Karl Barth is often held up as an exemplar of Reformed theology’s commitment to the “lordship of Christ” and political activism. His protests against the Nazi ideology in Germany is offered as the clearest proof of this. William Bartley, however, gives a different explanation:
Barth never would have sympathized with Hitler, but one rather doubts that Barth would have gained any notoriety as an anti-Nazi had Hitler not attempted to interfere with the doctrine of the Protestant churches in Germany. Indeed, had Hitler left the churches to go their own ways, at least doctrinally– had he not imposed his new order on the old religion– it is not inconceivable that Barth would have behaved in a way which would have permitted him even to retain his chair.

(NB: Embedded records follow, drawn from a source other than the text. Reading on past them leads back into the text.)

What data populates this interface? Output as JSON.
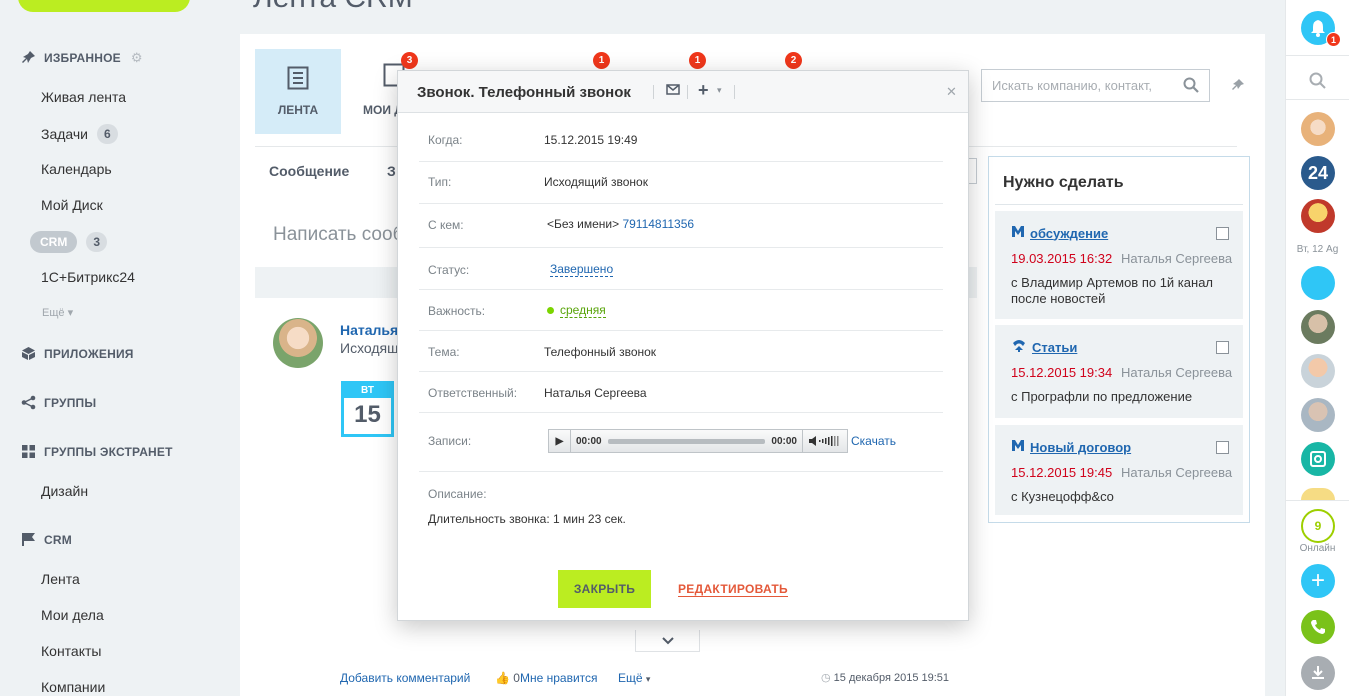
{
  "page": {
    "title_partial": "Лента CRM"
  },
  "sidebar": {
    "favorites": "ИЗБРАННОЕ",
    "items": [
      {
        "label": "Живая лента"
      },
      {
        "label": "Задачи",
        "count": "6"
      },
      {
        "label": "Календарь"
      },
      {
        "label": "Мой Диск"
      },
      {
        "label": "CRM",
        "count": "3"
      },
      {
        "label": "1С+Битрикс24"
      }
    ],
    "more": "Ещё",
    "apps": "ПРИЛОЖЕНИЯ",
    "groups": "ГРУППЫ",
    "extranet": "ГРУППЫ ЭКСТРАНЕТ",
    "extranet_items": [
      {
        "label": "Дизайн"
      }
    ],
    "crm": "CRM",
    "crm_items": [
      {
        "label": "Лента"
      },
      {
        "label": "Мои дела"
      },
      {
        "label": "Контакты"
      },
      {
        "label": "Компании"
      }
    ]
  },
  "toolbar": {
    "tabs": [
      {
        "label": "ЛЕНТА"
      },
      {
        "label": "МОИ Д",
        "badge": "3"
      }
    ],
    "badges": [
      "1",
      "1",
      "2"
    ],
    "search_placeholder": "Искать компанию, контакт,"
  },
  "feed": {
    "post_tabs": [
      "Сообщение",
      "З"
    ],
    "compose_placeholder": "Написать сооб",
    "author": "Наталья",
    "subtitle": "Исходящ",
    "calendar": {
      "dow": "ВТ",
      "day": "15"
    },
    "footer": {
      "comment": "Добавить комментарий",
      "likes": "0",
      "like": "Мне нравится",
      "more": "Ещё",
      "date": "15 декабря 2015 19:51"
    }
  },
  "todo": {
    "title": "Нужно сделать",
    "tasks": [
      {
        "title": "обсуждение",
        "date": "19.03.2015 16:32",
        "who": "Наталья Сергеева",
        "desc": "с Владимир Артемов по 1й канал после новостей",
        "icon": "meeting-icon"
      },
      {
        "title": "Статьи",
        "date": "15.12.2015 19:34",
        "who": "Наталья Сергеева",
        "desc": "с Прографли по предложение",
        "icon": "call-icon"
      },
      {
        "title": "Новый договор",
        "date": "15.12.2015 19:45",
        "who": "Наталья Сергеева",
        "desc": "с Кузнецофф&co",
        "icon": "meeting-icon"
      }
    ]
  },
  "rail": {
    "notify_count": "1",
    "b24": "24",
    "date_label": "Вт, 12 Ag",
    "online_count": "9",
    "online_label": "Онлайн"
  },
  "modal": {
    "title": "Звонок. Телефонный звонок",
    "fields": {
      "when_label": "Когда:",
      "when": "15.12.2015 19:49",
      "type_label": "Тип:",
      "type": "Исходящий звонок",
      "with_label": "С кем:",
      "with_name": "<Без имени>",
      "with_phone": "79114811356",
      "status_label": "Статус:",
      "status": "Завершено",
      "priority_label": "Важность:",
      "priority": "средняя",
      "subject_label": "Тема:",
      "subject": "Телефонный звонок",
      "responsible_label": "Ответственный:",
      "responsible": "Наталья Сергеева",
      "records_label": "Записи:",
      "time_start": "00:00",
      "time_end": "00:00",
      "download": "Скачать",
      "description_label": "Описание:",
      "description": "Длительность звонка: 1 мин 23 сек."
    },
    "close_button": "ЗАКРЫТЬ",
    "edit_button": "РЕДАКТИРОВАТЬ"
  },
  "colors": {
    "accent_green": "#bbed21",
    "link_blue": "#2067b0",
    "badge_red": "#f0371b",
    "rail_blue": "#2fc6f6"
  }
}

But toying with the intellectual tradition of Legarde, Langbehn, and Moeller van den Bruck, Hitler attempted for a time to use the churches as vehicles of a “German-Christian” Nazi ideology. It was principally this Nazi policy that Barth opposed, and for essentially the same reason that he opposed Protestant liberalism in 1918 and the idea of the “Christian West” after World War II. According to Barth, it is contrary to the basic commitment of the theologian to the Word of God to allow any cultural ideology or morality, good or bad, to be incorporated into, or blended with, Christian doctrine. Autonomous Christianity stands alone, in judgment on culture. The communists, unlike the Nazis, did not attempt to commit this particular sin: frankly atheistic, they were ready to destroy the churches if the opportunity presented itself, but were rarely disposed to create a “Marxist Christianity”. Barth anticipated that through skillful diplomacy and tact the churches could achieve a viable “live and let live” accommodation with the communists. In this he may well have been politically naive, but he was utterly consistent– even if one may sense a kind of madness about that very consistent order of priorities.
~The Retreat to Commitment 48-49
This seems to make more sense of Barth’s larger product, holding as he did to the absolute otherness of God and the impossibility of identifying Christianity with any culture. Barth too, it seems, is among the liberals.
We might even say that held to a spirituality of the Church.